The Board applauded the shift, my hit rate with donors increased, and the resulting jump in funding fueled the jump in scale we aspired to.

But after ten years in the role and fourteen years in the organization I felt it was time to step down. I'd had my chance to raise up BBBS and I felt it was time to step down and let someone else take the operation to even greater heights. The board would have been happy if I had continued. But the time had come; I had made up my mind.

The only remaining challenge was to effect a CEO succession, a natural transition that would engender stability in an inherently fragile organization. Ultimately it took a year and my successor was chosen from within. I am confident the best days of the organization lie ahead. 

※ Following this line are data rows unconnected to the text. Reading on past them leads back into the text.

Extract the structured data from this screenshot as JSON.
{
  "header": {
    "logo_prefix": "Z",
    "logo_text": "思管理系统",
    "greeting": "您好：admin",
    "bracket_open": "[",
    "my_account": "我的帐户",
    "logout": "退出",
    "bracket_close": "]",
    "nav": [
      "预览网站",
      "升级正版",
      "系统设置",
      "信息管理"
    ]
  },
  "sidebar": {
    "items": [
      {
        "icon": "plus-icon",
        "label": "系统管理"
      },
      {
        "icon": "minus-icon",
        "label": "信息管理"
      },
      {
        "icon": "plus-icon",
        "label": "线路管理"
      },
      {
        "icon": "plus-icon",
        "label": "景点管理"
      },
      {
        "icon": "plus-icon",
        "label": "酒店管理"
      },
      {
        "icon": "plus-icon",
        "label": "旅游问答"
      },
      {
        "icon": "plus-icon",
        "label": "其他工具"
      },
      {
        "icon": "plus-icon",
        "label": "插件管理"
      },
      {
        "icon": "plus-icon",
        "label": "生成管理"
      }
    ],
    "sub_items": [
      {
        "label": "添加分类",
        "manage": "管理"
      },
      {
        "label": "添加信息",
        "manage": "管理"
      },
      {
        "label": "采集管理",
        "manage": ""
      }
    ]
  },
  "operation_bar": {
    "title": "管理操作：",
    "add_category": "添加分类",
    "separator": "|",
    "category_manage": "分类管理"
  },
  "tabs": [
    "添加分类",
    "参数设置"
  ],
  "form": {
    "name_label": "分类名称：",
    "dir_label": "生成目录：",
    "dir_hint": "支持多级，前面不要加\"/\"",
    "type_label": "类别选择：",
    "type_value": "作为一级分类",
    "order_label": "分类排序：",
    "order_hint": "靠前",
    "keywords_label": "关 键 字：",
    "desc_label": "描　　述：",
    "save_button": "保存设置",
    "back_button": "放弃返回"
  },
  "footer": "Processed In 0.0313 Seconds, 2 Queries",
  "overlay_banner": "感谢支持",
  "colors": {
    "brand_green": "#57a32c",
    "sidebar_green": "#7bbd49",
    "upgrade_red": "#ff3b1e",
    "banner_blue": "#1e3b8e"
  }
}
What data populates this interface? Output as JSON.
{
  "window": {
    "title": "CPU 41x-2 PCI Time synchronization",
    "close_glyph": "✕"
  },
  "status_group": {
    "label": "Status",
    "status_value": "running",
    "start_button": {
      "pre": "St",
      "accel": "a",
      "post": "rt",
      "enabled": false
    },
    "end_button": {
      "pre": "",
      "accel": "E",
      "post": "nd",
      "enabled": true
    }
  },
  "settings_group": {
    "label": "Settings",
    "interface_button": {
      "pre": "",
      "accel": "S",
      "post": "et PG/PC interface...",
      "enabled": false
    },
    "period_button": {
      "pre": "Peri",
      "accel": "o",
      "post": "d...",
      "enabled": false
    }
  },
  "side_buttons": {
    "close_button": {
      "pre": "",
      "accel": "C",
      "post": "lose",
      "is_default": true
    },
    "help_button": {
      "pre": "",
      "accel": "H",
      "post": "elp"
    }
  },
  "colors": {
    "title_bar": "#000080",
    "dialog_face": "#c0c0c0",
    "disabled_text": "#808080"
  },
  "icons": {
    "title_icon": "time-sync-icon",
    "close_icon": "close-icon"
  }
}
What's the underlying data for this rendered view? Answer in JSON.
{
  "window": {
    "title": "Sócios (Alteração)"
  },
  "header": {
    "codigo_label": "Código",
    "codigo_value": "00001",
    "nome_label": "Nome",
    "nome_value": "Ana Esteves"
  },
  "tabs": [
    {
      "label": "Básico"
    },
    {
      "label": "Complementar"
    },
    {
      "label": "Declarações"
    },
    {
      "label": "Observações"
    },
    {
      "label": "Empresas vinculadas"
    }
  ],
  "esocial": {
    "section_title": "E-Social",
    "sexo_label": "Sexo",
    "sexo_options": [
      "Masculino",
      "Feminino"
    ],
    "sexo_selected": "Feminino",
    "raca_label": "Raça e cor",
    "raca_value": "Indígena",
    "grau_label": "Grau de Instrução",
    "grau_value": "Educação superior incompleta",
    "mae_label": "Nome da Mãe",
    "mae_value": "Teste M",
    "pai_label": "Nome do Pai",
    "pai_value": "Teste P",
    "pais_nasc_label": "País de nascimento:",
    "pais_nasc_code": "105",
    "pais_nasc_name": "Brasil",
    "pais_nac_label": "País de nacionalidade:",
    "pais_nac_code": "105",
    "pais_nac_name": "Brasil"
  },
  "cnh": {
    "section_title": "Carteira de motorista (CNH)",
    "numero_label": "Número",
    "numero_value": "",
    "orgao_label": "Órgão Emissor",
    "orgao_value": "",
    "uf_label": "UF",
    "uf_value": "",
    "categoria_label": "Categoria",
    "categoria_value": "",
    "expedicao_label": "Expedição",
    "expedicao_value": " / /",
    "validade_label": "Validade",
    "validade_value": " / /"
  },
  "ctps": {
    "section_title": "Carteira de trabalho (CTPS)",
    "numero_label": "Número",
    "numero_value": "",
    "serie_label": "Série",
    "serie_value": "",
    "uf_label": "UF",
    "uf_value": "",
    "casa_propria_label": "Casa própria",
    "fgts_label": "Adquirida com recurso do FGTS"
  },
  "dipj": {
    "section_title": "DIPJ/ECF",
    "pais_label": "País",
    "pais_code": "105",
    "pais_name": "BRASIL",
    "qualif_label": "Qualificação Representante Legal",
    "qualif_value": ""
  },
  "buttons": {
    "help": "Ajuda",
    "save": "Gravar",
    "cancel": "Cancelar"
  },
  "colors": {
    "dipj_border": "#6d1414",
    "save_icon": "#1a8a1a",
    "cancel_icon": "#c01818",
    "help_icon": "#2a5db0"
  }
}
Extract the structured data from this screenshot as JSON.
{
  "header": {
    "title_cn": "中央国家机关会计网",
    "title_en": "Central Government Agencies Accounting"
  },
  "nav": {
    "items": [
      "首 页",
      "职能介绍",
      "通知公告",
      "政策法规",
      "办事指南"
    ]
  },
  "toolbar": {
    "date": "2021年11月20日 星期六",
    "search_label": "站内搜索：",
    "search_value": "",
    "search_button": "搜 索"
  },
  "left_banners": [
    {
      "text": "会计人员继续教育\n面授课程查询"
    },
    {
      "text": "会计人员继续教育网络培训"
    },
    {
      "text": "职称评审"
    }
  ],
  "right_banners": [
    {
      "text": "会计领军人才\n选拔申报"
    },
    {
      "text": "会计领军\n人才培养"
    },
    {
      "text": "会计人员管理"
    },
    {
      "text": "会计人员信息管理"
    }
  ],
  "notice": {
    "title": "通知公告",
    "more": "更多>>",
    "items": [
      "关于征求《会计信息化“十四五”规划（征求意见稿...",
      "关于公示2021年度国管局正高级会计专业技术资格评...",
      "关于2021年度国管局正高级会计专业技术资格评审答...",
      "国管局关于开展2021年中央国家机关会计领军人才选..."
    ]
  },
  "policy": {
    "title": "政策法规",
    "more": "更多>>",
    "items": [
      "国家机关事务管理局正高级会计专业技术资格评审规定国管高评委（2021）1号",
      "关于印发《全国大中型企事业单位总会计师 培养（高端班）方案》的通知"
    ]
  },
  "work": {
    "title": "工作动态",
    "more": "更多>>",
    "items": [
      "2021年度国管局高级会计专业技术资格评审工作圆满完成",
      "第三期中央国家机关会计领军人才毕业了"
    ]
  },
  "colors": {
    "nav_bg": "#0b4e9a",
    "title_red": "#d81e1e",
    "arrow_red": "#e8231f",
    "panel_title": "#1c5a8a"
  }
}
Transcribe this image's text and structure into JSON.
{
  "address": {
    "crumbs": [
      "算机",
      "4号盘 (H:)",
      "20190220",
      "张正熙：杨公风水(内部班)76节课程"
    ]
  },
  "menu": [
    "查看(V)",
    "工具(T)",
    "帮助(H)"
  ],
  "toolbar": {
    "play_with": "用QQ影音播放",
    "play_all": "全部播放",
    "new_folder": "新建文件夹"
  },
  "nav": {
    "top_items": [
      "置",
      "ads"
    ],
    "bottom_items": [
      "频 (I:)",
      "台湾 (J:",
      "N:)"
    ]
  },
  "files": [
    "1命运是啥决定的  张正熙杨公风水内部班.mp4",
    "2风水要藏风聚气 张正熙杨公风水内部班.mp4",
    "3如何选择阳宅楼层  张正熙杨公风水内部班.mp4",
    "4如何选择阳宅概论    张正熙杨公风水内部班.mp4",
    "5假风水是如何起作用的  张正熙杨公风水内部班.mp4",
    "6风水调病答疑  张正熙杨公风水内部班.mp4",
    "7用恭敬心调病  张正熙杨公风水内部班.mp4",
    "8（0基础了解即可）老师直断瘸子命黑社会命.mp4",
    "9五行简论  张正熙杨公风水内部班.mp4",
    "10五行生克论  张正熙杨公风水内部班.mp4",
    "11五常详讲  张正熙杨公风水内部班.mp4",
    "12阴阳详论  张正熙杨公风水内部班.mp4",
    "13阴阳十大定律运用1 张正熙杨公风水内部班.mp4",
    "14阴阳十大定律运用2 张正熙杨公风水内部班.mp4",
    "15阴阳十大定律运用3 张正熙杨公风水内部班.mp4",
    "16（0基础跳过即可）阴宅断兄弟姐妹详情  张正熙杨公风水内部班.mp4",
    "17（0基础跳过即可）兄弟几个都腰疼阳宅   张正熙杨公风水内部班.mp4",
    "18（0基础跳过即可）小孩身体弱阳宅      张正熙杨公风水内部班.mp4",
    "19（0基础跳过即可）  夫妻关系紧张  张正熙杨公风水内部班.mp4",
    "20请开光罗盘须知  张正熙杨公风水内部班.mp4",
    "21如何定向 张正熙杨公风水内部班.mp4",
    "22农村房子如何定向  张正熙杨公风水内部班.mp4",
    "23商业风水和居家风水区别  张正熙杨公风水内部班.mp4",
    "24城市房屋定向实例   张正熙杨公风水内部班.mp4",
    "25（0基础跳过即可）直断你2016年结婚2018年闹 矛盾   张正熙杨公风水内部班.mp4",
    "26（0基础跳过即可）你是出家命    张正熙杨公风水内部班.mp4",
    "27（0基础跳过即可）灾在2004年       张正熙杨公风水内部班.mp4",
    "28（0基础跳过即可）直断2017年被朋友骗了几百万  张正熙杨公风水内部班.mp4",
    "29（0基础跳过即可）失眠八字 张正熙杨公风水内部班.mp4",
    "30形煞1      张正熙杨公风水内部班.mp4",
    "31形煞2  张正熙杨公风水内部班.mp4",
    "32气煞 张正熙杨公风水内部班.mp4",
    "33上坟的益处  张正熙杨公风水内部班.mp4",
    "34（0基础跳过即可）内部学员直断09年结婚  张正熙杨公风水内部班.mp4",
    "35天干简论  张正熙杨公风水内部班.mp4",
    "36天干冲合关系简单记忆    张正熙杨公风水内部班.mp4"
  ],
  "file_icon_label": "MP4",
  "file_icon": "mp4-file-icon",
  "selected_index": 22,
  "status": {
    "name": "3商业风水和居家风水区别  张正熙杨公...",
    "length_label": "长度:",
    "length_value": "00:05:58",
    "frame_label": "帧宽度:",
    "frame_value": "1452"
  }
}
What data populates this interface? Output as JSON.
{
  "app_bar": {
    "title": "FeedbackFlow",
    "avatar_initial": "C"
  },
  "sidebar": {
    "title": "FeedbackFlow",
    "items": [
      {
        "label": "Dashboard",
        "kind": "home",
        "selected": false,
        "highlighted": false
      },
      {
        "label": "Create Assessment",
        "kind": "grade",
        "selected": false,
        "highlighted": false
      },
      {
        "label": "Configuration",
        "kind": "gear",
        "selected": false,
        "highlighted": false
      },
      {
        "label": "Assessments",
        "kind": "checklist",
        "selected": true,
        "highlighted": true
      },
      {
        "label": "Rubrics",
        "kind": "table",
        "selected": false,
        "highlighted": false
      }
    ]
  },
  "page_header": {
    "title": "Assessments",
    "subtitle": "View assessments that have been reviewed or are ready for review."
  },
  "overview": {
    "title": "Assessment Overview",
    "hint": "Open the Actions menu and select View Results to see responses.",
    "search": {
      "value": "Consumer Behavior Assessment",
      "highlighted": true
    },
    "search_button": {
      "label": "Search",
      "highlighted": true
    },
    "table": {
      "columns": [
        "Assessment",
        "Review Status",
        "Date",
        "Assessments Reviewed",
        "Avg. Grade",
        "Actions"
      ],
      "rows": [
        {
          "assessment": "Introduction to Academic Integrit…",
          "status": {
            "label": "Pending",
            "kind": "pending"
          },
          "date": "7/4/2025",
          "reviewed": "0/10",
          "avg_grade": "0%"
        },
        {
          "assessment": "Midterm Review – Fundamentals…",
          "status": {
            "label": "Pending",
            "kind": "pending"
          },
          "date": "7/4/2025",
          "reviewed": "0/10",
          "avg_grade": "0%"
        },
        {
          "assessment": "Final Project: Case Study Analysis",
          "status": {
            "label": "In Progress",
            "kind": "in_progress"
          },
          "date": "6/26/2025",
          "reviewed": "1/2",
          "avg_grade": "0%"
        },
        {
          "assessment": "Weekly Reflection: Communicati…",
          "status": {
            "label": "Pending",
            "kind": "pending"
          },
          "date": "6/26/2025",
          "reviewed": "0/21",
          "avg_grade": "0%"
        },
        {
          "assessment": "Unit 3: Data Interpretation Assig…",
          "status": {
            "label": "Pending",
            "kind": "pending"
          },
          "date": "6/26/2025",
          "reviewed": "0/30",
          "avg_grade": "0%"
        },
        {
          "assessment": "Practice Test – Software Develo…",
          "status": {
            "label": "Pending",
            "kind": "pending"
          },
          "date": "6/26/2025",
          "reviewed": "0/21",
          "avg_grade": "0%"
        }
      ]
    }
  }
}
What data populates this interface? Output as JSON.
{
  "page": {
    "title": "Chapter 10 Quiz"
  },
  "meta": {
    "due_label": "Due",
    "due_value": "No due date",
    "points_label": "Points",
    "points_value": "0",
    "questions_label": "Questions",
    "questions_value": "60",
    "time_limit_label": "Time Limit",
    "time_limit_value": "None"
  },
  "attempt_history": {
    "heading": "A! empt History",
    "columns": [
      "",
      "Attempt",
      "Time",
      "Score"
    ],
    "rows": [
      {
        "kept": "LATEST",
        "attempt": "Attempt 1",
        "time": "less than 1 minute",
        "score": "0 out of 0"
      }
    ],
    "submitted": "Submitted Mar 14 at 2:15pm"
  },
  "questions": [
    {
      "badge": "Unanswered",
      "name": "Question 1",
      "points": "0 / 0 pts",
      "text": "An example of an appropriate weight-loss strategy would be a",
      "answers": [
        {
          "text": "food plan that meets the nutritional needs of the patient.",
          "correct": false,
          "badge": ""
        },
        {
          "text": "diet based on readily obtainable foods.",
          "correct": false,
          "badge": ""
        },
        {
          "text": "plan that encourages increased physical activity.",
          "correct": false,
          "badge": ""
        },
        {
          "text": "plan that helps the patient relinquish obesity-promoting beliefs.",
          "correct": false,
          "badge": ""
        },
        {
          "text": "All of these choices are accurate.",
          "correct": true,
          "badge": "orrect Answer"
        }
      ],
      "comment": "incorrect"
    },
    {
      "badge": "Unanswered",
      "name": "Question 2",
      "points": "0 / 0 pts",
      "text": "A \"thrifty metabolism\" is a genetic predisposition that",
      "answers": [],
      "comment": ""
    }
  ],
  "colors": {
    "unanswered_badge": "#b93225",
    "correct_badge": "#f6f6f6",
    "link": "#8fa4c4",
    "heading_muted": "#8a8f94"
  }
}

I feel proud of myself for making the several turns in my career. I could never, for example, have contemplated running a nonprofit. I have only one regret, that I didn't recognize earlier in my career those deeply personal changes that needed to be made.

As I contemplate the next step in my career, I'm excited about the possibilities—there are so many things happening in the world, so many problems to solve, and places where my expertise would fit.

But there's also absolute terror. Will I ever find something as challenging and exciting as my last job? Will I, a 58-year-old white woman, ever get hired again? And there's a deeper fear born of a new awareness: I want to change my life, I need to change my life, but I'm afraid I can't. My work ethic and drive to achieve have made my life at work and outside of work a living to-do list, and I don't want that to continue. I don't want work, unending tasks, to crowd out everything else. Another speed bump, the biggest yet.

I could be absolutely gunning for the biggest job I could bite off. That's very compelling, very exciting. But there's no way I can justify taking a big job unless I can set limits—draw the boundaries.

Here I am between jobs, presented with a lovely opportunity to enjoy the rest of what life has to offer. All the things I love to do I'm finally free to do: read for pleasure, learn for learning's sake, play music, take photographs, cook, get exercise, walk outdoors, meditate, plan unique experiences, heck just sit and relax. Not to mention lavish time on my wife, Claudia, and friends. And yet, even with the freedom and the desire to do anything I want, I still put getting things done first.

This goes all the way back to my childhood, to how I was shaped and formed. I had a wonderful childhood in many ways. I grew up in a close and loving family. And yet how did I get love from Mom and Dad? By achieving. I was fortunate that my parents had an unwavering belief in my ability, but there was no tolerance for less than perfect. If my father felt I had underachieved, his disappointment was crushing.

So what did I turn into? An achievement junkie. To this day I find it almost not okay to relax. Because it's not productive. Because it's frivolous. Because it's selfish. I know better but a loud voice in my head says, get back to work. I have availed myself of coaching and have started to make the turn. It isn't easy, but I believe that "fully Wendy" as opposed to "work Wendy" will be a more whole, more creative, and ultimately more capable person.  I'm determined to figure this one out and I have faith that I will.

I don't want to die without living fully.